Each and every line of the data must appear exactly as given.

##### DATA IN THIS EXERCISE

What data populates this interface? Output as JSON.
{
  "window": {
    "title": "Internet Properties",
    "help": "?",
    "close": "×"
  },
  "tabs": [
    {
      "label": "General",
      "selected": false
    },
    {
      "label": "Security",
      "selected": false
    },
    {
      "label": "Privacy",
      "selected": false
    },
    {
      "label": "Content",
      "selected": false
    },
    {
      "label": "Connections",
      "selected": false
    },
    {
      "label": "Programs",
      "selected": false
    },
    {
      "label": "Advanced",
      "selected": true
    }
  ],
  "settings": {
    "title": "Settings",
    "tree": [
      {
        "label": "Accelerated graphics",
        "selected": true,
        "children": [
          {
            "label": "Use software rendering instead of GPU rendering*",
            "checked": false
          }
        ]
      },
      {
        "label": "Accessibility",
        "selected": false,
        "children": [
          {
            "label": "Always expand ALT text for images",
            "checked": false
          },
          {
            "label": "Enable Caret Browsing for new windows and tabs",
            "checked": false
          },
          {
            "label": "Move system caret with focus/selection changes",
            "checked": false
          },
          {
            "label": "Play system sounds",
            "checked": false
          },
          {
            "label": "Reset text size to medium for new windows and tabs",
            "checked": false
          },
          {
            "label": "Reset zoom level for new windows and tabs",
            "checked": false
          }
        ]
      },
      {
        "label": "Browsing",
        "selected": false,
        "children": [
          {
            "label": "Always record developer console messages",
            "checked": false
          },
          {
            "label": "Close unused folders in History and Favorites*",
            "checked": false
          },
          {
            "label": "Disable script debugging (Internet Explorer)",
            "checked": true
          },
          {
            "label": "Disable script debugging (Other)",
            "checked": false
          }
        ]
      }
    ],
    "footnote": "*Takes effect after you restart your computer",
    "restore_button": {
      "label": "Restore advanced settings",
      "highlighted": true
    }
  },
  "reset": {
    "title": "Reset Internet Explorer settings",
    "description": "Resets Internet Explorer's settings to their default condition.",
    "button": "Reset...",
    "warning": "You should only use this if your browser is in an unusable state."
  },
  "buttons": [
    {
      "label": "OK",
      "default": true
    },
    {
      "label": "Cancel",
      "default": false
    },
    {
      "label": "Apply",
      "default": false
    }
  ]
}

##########

OUTPUT BELOW>
What data populates this interface? Output as JSON.
{
  "window": {
    "title": "Internet Properties",
    "help": "?",
    "close": "×"
  },
  "tabs": [
    {
      "label": "General",
      "selected": false
    },
    {
      "label": "Security",
      "selected": false
    },
    {
      "label": "Privacy",
      "selected": false
    },
    {
      "label": "Content",
      "selected": false
    },
    {
      "label": "Connections",
      "selected": false
    },
    {
      "label": "Programs",
      "selected": false
    },
    {
      "label": "Advanced",
      "selected": true
    }
  ],
  "settings": {
    "title": "Settings",
    "tree": [
      {
        "label": "Accelerated graphics",
        "selected": true,
        "children": [
          {
            "label": "Use software rendering instead of GPU rendering*",
            "checked": false
          }
        ]
      },
      {
        "label": "Accessibility",
        "selected": false,
        "children": [
          {
            "label": "Always expand ALT text for images",
            "checked": false
          },
          {
            "label": "Enable Caret Browsing for new windows and tabs",
            "checked": false
          },
          {
            "label": "Move system caret with focus/selection changes",
            "checked": false
          },
          {
            "label": "Play system sounds",
            "checked": false
          },
          {
            "label": "Reset text size to medium for new windows and tabs",
            "checked": false
          },
          {
            "label": "Reset zoom level for new windows and tabs",
            "checked": false
          }
        ]
      },
      {
        "label": "Browsing",
        "selected": false,
        "children": [
          {
            "label": "Always record developer console messages",
            "checked": false
          },
          {
            "label": "Close unused folders in History and Favorites*",
            "checked": false
          },
          {
            "label": "Disable script debugging (Internet Explorer)",
            "checked": true
          },
          {
            "label": "Disable script debugging (Other)",
            "checked": false
          }
        ]
      }
    ],
    "footnote": "*Takes effect after you restart your computer",
    "restore_button": {
      "label": "Restore advanced settings",
      "highlighted": true
    }
  },
  "reset": {
    "title": "Reset Internet Explorer settings",
    "description": "Resets Internet Explorer's settings to their default condition.",
    "button": "Reset...",
    "warning": "You should only use this if your browser is in an unusable state."
  },
  "buttons": [
    {
      "label": "OK",
      "default": true
    },
    {
      "label": "Cancel",
      "default": false
    },
    {
      "label": "Apply",
      "default": false
    }
  ]
}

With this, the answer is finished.